Requirement | Output a character-exact copy of the data, images removed.
# # # # # # #
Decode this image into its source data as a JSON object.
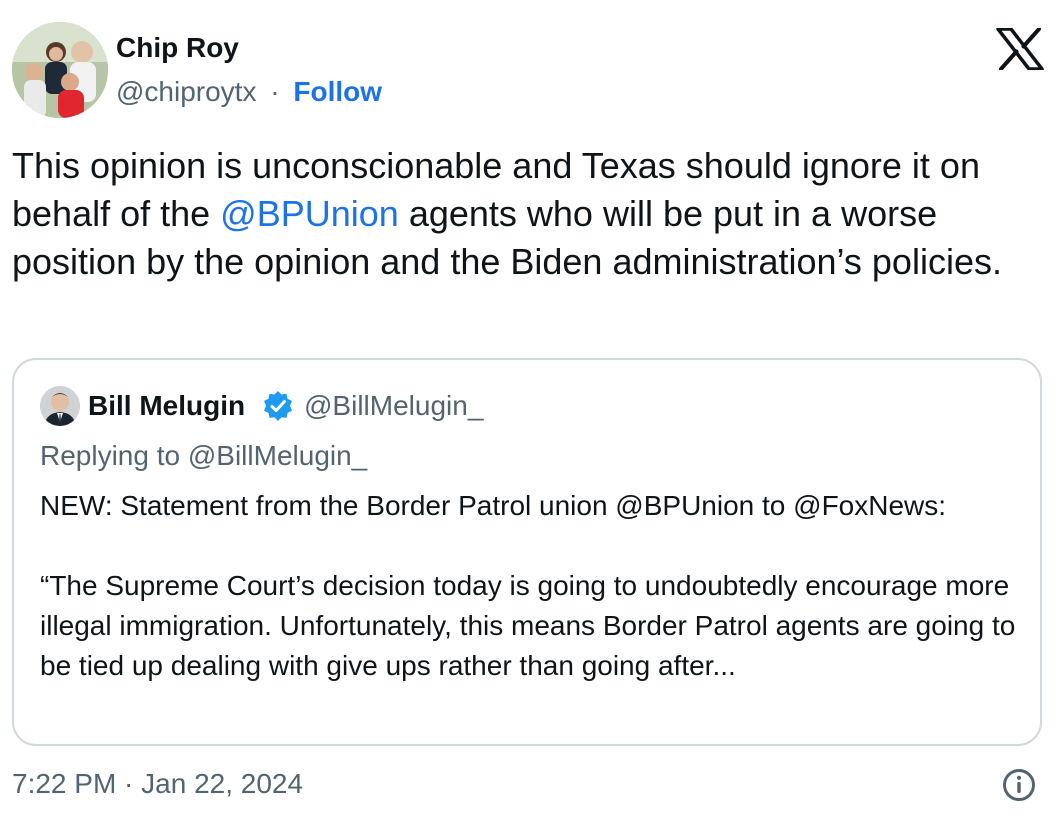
{
  "author": {
    "name": "Chip Roy",
    "handle": "@chiproytx",
    "separator": "·",
    "follow_label": "Follow"
  },
  "brand_icon": "x-logo-icon",
  "tweet": {
    "text_before": "This opinion is unconscionable and Texas should ignore it on behalf of the ",
    "mention": "@BPUnion",
    "text_after": " agents who will be put in a worse position by the opinion and the Biden administration’s policies."
  },
  "quoted_tweet": {
    "name": "Bill Melugin",
    "verified_icon": "verified-badge-icon",
    "handle": "@BillMelugin_",
    "replying_to": "Replying to @BillMelugin_",
    "text": "NEW: Statement from the Border Patrol union @BPUnion to @FoxNews:\n\n“The Supreme Court’s decision today is going to undoubtedly encourage more illegal immigration. Unfortunately, this means Border Patrol agents are going to be tied up dealing with give ups rather than going after..."
  },
  "footer": {
    "timestamp": "7:22 PM · Jan 22, 2024",
    "info_icon": "info-icon"
  },
  "colors": {
    "text": "#0f1419",
    "secondary": "#536471",
    "link": "#1d72e8",
    "border": "#cfd9de",
    "verified": "#1d9bf0"
  }
}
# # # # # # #
Response |
Decode this image into its source data as a JSON object.
{
  "author": {
    "name": "Chip Roy",
    "handle": "@chiproytx",
    "separator": "·",
    "follow_label": "Follow"
  },
  "brand_icon": "x-logo-icon",
  "tweet": {
    "text_before": "This opinion is unconscionable and Texas should ignore it on behalf of the ",
    "mention": "@BPUnion",
    "text_after": " agents who will be put in a worse position by the opinion and the Biden administration’s policies."
  },
  "quoted_tweet": {
    "name": "Bill Melugin",
    "verified_icon": "verified-badge-icon",
    "handle": "@BillMelugin_",
    "replying_to": "Replying to @BillMelugin_",
    "text": "NEW: Statement from the Border Patrol union @BPUnion to @FoxNews:\n\n“The Supreme Court’s decision today is going to undoubtedly encourage more illegal immigration. Unfortunately, this means Border Patrol agents are going to be tied up dealing with give ups rather than going after..."
  },
  "footer": {
    "timestamp": "7:22 PM · Jan 22, 2024",
    "info_icon": "info-icon"
  },
  "colors": {
    "text": "#0f1419",
    "secondary": "#536471",
    "link": "#1d72e8",
    "border": "#cfd9de",
    "verified": "#1d9bf0"
  }
}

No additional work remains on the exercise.